TASK DATA Block Start

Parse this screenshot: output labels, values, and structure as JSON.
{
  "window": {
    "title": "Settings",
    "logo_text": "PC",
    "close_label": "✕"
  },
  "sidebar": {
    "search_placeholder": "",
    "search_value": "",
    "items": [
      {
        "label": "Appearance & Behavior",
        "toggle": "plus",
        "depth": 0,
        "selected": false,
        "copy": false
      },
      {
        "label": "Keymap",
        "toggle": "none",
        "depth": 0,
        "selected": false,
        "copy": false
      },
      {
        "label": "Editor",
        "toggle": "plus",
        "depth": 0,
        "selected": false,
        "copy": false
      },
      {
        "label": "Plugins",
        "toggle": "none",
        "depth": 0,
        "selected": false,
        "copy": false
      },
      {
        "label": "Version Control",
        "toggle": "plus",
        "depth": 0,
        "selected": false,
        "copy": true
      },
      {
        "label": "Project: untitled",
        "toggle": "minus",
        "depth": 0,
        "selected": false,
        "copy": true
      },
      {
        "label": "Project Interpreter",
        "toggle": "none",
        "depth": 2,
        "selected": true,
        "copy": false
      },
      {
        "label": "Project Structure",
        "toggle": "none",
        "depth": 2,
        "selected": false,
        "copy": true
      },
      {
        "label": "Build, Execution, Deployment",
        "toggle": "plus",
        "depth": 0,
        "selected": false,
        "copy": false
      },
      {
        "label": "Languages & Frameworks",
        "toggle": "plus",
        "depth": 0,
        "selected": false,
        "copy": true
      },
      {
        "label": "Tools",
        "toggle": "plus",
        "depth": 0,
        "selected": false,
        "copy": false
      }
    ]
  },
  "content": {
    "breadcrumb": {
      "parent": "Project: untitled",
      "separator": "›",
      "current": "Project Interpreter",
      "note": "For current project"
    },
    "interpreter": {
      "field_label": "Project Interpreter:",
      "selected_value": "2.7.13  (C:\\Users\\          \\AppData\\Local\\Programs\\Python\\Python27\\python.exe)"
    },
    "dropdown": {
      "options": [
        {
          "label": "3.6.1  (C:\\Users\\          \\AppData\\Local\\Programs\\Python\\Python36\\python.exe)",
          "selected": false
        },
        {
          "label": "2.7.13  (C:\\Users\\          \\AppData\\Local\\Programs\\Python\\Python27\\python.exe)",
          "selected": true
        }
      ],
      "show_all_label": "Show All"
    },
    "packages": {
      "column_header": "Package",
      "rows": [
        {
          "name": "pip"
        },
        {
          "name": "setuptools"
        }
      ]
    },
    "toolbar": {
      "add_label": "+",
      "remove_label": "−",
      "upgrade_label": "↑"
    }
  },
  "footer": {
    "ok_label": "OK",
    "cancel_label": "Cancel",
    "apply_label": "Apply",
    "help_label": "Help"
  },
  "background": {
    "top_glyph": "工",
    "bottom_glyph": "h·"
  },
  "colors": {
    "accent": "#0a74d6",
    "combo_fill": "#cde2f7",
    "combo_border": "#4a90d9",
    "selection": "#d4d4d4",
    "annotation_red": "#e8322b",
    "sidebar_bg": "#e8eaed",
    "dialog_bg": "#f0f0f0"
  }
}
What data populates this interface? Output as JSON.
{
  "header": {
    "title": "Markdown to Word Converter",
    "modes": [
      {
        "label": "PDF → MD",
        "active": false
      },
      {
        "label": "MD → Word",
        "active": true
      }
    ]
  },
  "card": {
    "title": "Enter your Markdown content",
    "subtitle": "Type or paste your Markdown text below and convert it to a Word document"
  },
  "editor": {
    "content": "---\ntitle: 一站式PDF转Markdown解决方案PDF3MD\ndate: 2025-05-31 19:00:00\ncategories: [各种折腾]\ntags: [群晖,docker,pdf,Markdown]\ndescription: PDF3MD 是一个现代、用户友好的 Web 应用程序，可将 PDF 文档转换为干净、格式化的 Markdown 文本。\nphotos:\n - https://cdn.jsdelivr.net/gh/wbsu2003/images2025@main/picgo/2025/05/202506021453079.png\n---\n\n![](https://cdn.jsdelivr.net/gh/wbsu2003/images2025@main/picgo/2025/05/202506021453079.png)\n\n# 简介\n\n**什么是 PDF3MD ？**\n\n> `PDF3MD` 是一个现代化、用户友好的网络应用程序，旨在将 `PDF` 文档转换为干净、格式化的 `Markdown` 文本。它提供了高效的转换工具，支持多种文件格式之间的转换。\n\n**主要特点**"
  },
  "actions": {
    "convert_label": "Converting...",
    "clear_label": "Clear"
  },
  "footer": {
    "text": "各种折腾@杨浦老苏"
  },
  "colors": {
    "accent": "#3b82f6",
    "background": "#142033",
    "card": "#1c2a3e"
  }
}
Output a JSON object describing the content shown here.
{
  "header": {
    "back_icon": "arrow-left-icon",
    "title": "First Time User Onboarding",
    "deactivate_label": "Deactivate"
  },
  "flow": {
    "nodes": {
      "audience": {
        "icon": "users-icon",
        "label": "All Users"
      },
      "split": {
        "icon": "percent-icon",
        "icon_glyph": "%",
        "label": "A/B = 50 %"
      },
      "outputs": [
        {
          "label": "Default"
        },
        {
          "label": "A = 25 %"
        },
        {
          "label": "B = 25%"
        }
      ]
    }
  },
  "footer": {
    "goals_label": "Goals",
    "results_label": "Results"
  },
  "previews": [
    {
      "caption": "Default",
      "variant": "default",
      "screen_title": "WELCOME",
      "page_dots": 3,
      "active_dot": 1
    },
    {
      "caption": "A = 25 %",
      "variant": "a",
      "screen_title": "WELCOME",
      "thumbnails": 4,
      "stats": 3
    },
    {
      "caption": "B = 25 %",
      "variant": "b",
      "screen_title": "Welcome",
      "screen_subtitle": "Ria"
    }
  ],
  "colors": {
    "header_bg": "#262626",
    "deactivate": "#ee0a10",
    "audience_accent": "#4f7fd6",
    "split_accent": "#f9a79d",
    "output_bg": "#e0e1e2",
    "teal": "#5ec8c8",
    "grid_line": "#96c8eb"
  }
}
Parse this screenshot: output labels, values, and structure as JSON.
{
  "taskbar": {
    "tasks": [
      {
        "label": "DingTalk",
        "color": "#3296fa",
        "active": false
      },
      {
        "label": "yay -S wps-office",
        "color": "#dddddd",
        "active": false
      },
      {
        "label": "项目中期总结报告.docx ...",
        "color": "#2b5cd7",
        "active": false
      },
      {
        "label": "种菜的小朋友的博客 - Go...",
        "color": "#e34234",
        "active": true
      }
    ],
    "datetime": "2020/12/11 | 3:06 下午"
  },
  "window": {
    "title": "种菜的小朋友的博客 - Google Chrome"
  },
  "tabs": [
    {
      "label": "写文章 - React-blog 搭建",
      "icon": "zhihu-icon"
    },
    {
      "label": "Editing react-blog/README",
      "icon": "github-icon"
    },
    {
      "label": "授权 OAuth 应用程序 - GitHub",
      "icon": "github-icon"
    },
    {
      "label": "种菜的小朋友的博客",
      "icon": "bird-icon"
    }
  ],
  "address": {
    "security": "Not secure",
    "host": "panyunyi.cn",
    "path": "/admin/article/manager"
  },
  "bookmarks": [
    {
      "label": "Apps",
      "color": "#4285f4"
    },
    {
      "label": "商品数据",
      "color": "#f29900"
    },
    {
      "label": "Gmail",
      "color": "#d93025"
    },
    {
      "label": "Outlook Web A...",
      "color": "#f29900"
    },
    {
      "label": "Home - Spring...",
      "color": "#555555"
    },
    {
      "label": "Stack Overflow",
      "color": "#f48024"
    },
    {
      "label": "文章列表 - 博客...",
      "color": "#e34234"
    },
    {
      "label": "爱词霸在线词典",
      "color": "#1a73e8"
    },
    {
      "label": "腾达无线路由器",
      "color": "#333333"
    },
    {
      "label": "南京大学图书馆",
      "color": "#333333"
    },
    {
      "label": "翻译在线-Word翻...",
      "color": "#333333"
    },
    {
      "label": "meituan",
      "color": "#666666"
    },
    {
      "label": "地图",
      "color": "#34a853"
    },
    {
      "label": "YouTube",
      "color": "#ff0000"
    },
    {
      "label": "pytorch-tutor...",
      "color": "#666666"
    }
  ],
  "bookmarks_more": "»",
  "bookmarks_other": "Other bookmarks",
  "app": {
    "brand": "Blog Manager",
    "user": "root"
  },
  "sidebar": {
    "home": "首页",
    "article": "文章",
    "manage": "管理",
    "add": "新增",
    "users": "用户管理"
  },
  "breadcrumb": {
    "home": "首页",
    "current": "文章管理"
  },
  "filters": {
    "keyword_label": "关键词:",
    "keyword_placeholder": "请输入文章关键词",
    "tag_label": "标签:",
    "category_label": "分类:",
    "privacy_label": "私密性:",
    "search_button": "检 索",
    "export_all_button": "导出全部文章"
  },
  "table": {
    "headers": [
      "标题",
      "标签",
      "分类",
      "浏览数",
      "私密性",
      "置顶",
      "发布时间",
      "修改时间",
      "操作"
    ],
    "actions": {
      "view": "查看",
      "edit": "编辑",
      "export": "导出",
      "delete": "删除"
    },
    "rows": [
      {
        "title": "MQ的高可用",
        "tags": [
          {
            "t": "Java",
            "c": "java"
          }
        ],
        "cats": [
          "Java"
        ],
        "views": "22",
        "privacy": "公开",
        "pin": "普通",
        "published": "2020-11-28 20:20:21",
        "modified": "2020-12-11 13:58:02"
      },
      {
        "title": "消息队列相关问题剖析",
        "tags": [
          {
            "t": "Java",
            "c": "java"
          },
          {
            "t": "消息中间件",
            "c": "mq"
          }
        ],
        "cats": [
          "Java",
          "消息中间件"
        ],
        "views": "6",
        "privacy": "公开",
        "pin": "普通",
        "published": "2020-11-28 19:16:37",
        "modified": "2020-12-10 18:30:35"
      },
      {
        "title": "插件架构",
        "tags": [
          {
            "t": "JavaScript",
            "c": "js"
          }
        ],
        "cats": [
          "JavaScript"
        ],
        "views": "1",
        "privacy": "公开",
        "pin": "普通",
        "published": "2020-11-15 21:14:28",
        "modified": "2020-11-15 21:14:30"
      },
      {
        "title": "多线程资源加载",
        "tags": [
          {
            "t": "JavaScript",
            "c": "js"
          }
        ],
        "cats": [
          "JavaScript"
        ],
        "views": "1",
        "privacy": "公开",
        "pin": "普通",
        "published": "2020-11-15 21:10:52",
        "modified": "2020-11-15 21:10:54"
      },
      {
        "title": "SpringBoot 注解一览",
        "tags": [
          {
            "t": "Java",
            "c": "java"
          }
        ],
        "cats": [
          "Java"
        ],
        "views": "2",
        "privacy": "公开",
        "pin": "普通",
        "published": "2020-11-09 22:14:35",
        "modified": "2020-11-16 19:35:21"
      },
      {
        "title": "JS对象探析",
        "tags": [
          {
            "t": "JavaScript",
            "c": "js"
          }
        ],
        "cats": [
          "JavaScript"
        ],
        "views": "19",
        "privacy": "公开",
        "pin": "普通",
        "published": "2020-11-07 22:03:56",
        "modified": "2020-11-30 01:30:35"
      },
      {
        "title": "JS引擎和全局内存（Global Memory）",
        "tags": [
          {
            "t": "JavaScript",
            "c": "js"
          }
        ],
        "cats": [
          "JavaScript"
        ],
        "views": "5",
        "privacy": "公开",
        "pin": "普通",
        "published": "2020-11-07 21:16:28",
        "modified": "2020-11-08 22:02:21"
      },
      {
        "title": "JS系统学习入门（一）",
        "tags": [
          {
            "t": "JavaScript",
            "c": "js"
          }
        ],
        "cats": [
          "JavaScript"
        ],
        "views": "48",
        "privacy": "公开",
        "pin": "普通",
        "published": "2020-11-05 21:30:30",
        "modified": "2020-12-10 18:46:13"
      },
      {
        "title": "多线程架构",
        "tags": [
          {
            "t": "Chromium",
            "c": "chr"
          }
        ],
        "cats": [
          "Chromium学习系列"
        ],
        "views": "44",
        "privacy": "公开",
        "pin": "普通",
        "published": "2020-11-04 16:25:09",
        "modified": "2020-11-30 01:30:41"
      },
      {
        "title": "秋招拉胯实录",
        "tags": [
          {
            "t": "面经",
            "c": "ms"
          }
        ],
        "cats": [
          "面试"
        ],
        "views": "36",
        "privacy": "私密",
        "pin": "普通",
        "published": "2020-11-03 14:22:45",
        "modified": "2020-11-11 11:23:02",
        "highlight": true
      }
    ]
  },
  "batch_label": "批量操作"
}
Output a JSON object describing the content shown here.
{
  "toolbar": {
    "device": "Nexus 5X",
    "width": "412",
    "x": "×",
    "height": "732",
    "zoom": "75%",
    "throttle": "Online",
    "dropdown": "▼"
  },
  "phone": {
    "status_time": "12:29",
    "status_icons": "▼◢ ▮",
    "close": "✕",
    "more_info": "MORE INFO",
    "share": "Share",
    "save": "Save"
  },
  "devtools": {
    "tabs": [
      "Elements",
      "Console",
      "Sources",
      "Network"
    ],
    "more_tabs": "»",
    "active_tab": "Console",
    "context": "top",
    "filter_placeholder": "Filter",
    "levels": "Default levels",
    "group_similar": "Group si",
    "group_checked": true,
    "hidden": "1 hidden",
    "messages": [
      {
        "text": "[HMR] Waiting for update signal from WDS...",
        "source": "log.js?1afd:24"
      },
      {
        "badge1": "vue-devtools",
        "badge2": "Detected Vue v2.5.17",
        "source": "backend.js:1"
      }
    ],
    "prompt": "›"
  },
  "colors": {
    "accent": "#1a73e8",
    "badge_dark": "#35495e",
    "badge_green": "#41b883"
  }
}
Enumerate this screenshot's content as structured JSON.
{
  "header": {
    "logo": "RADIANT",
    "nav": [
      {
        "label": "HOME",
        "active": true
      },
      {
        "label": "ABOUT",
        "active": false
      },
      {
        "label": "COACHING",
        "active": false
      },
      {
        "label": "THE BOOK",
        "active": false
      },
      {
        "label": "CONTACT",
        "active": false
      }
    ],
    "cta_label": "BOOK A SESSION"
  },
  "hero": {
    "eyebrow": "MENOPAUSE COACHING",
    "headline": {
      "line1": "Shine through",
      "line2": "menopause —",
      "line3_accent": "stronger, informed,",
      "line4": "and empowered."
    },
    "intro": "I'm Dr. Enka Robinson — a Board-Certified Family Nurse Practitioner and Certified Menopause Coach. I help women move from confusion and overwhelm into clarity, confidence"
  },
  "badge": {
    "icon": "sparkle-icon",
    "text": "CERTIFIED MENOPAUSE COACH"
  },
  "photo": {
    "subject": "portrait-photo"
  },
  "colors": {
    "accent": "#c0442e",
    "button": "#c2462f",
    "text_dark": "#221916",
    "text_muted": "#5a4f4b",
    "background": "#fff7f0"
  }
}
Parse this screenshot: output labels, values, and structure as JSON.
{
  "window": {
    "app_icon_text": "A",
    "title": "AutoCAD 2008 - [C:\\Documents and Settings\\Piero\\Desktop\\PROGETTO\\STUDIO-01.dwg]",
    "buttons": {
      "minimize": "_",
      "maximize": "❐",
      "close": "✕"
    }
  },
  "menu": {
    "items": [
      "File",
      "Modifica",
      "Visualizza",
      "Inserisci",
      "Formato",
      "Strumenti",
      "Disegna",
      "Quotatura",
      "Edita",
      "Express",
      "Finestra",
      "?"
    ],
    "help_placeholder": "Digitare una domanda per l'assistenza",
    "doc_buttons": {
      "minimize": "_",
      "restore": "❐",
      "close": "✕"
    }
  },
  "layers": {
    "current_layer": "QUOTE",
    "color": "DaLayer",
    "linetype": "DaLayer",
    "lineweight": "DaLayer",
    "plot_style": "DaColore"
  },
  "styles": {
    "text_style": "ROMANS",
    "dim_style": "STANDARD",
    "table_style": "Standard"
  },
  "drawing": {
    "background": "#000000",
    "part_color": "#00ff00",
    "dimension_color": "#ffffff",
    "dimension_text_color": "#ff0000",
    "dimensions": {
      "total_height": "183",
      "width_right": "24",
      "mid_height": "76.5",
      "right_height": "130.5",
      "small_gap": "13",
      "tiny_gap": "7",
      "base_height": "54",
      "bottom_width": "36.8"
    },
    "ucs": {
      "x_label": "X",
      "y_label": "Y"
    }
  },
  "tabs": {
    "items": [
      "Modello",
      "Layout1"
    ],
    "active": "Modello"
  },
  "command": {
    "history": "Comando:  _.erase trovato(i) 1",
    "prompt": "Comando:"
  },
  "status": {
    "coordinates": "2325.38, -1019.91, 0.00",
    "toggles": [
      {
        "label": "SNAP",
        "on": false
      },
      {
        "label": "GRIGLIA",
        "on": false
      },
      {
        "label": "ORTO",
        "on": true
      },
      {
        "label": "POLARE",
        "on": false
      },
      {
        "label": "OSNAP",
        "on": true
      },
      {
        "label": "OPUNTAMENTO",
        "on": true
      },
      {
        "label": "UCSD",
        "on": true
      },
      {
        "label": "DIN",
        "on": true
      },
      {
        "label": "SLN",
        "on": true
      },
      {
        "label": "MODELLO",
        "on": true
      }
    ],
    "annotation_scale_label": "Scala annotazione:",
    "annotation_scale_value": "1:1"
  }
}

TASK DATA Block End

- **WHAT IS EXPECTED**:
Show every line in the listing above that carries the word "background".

- **ANSWER SECTION**:
  "background": {
    "background": "#142033",
    "background": "#fff7f0"
    "background": "#000000",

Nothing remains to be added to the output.